This concept became obvious to me when I was accompanying my wife as she shopped for clothes on a Saturday afternoon. I walked into a Van Heusen outlet and realized that while they did have some good deals, if I actually attempted to buy anything from the store, my wife probably wouldn’t let me wear it. Why? Because everything available in a Van Heusen store is designed for men who are stuck in 1994.

It amazed me that a whole company would purposely make outdated clothes. But the executives at that company know their audience. If these outdated clothing stores suddenly stopped making pleated light khaki pants, their abandoned customers would just pledge their allegiance to another outdated store instead. Customers who still say “been there, done that, got the t-shirt”. And the t-shirt they are referring to is a Big Dogs shirt with the quote “If you can’t run with the big dogs, stay off the porch!” Yes, because that’s still cool.

Even though I am well aware that every person at some point in their lifetime freezes in the culture of a certain year, my awareness does not exclude me from the inevitable.
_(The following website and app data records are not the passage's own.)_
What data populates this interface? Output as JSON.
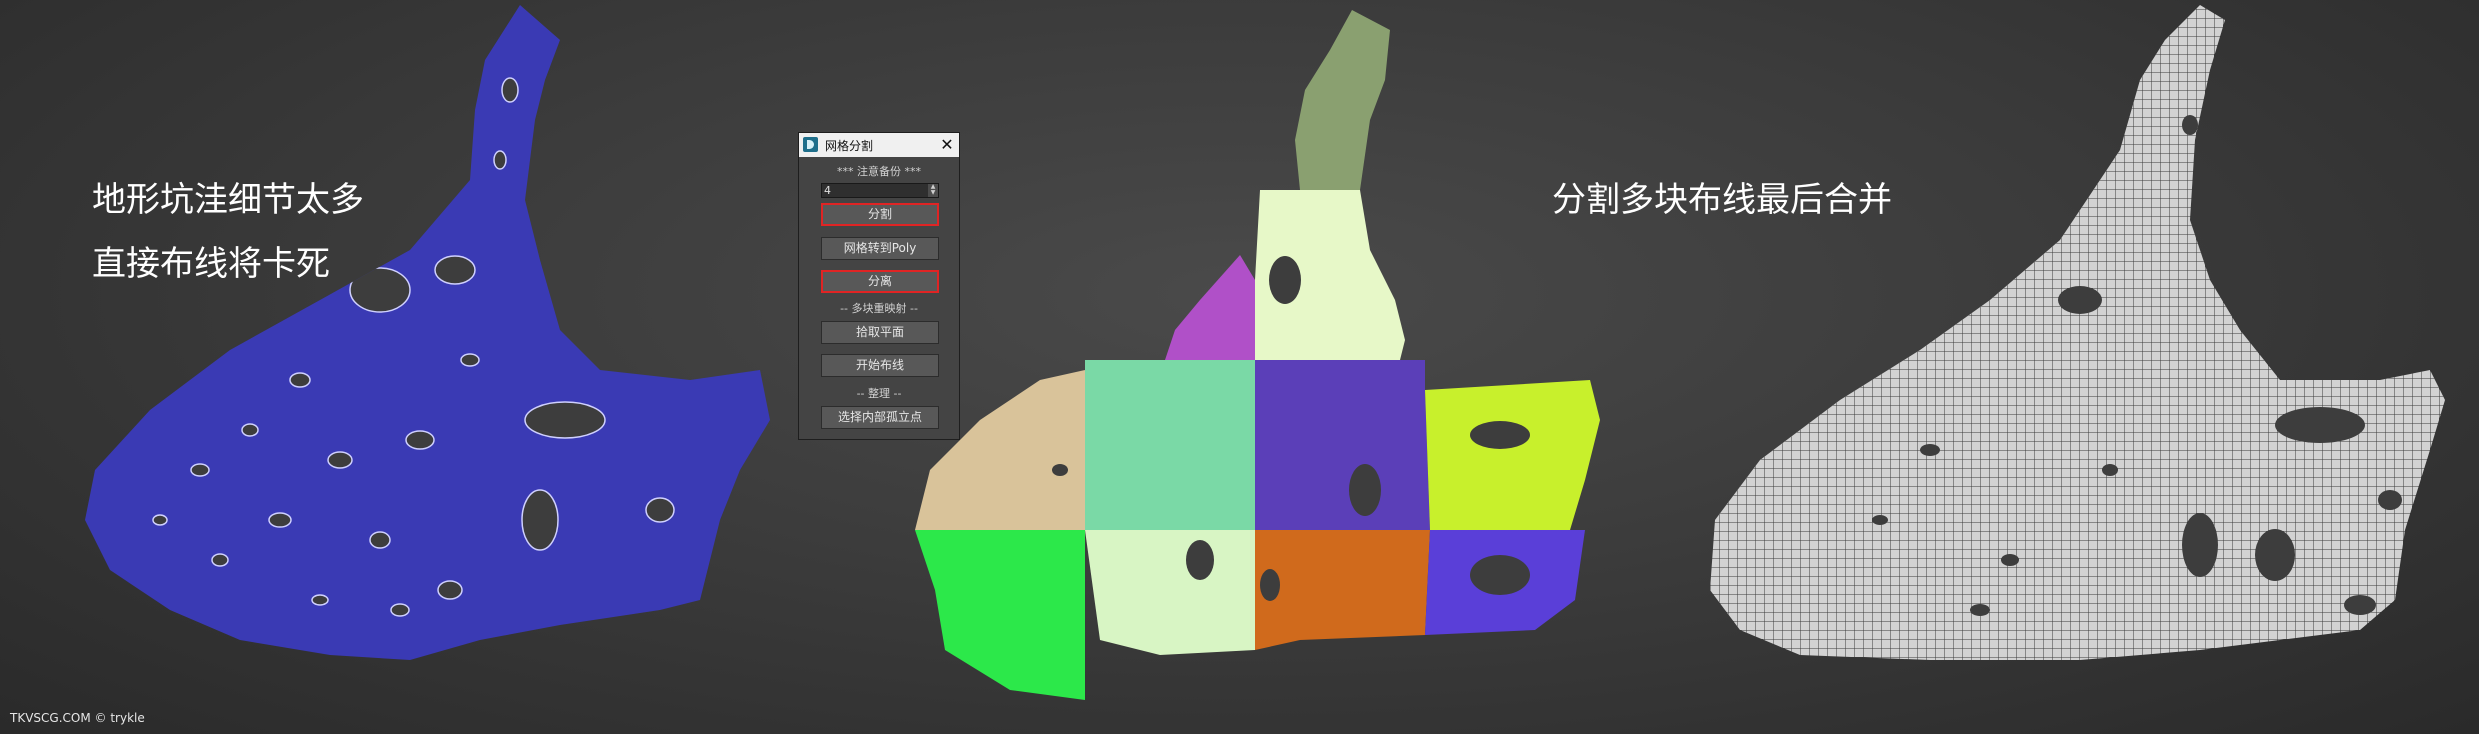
{
  "captions": {
    "left_line1": "地形坑洼细节太多",
    "left_line2": "直接布线将卡死",
    "right": "分割多块布线最后合并"
  },
  "watermark": "TKVSCG.COM © trykle",
  "dialog": {
    "title": "网格分割",
    "close_label": "✕",
    "section_backup": "*** 注意备份 ***",
    "split_count": "4",
    "buttons": {
      "split": "分割",
      "mesh_to_poly": "网格转到Poly",
      "detach": "分离"
    },
    "section_multi_map": "-- 多块重映射 --",
    "buttons2": {
      "extract_plane": "拾取平面",
      "start_retopo": "开始布线"
    },
    "section_cleanup": "-- 整理 --",
    "buttons3": {
      "select_isolated": "选择内部孤立点"
    }
  },
  "colors": {
    "left_mesh": "#3a3ab4",
    "right_mesh": "#d2d2d2",
    "grid_line": "#3a3a3a",
    "highlight_border": "#e02424",
    "tiles": [
      "#d9c39a",
      "#7ad9a6",
      "#5b3fb8",
      "#c8f02c",
      "#2ce84a",
      "#d8f5c4",
      "#d06a1c",
      "#5a3fd8",
      "#e7f8c8",
      "#8aa070",
      "#b050c8"
    ]
  }
}
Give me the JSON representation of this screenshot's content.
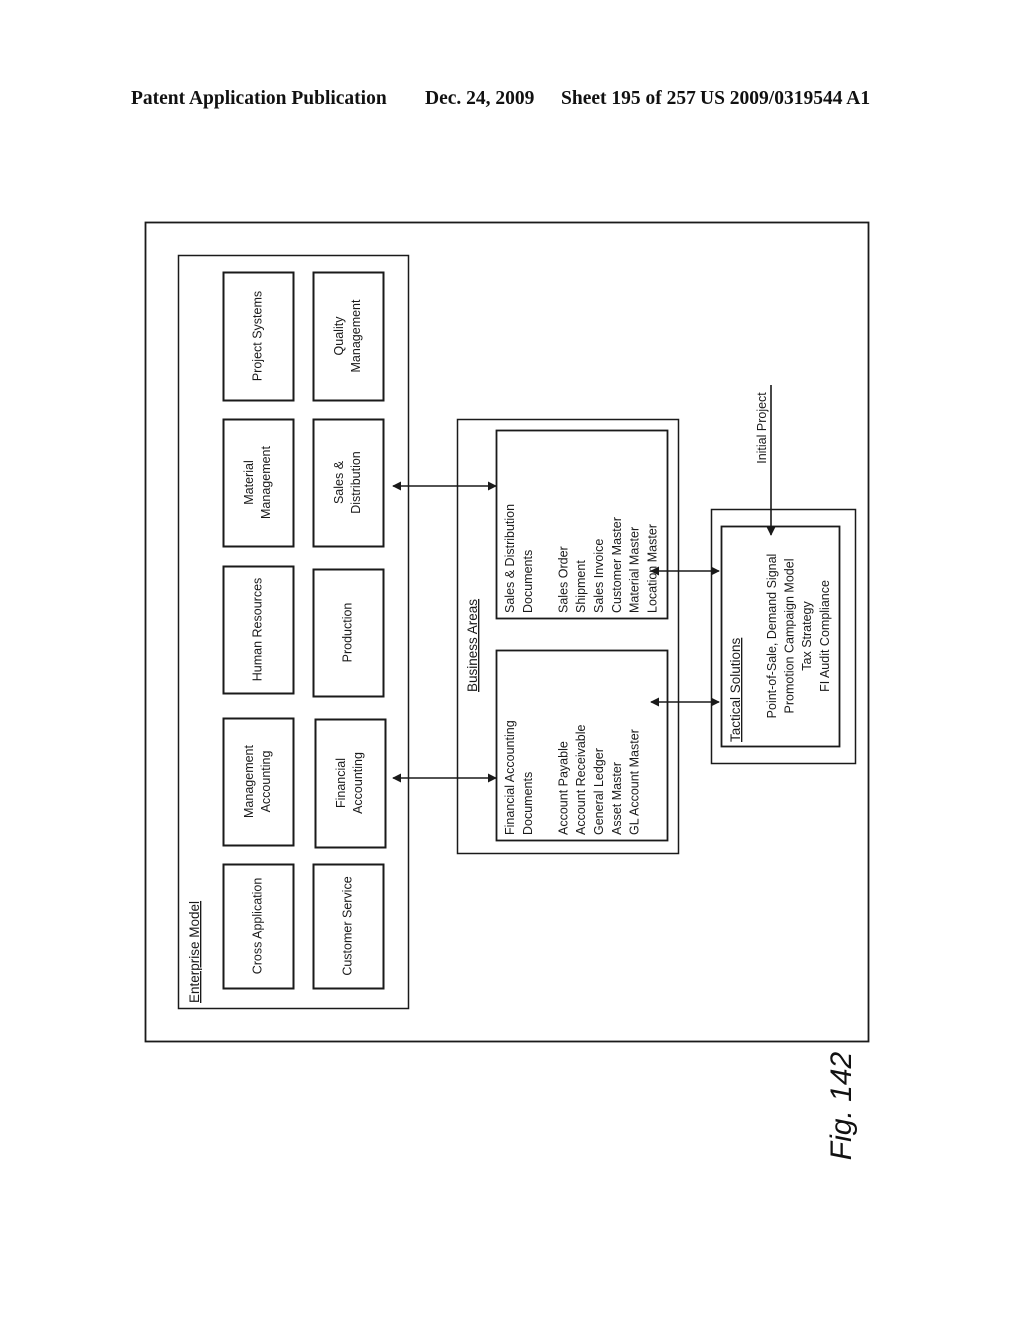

I admit that whether it’s when I start having kids, or maybe not until I retire, still I will definitely get stuck one year, not even realizing it until it’s too late and I’m either too stubborn or apathetic to change.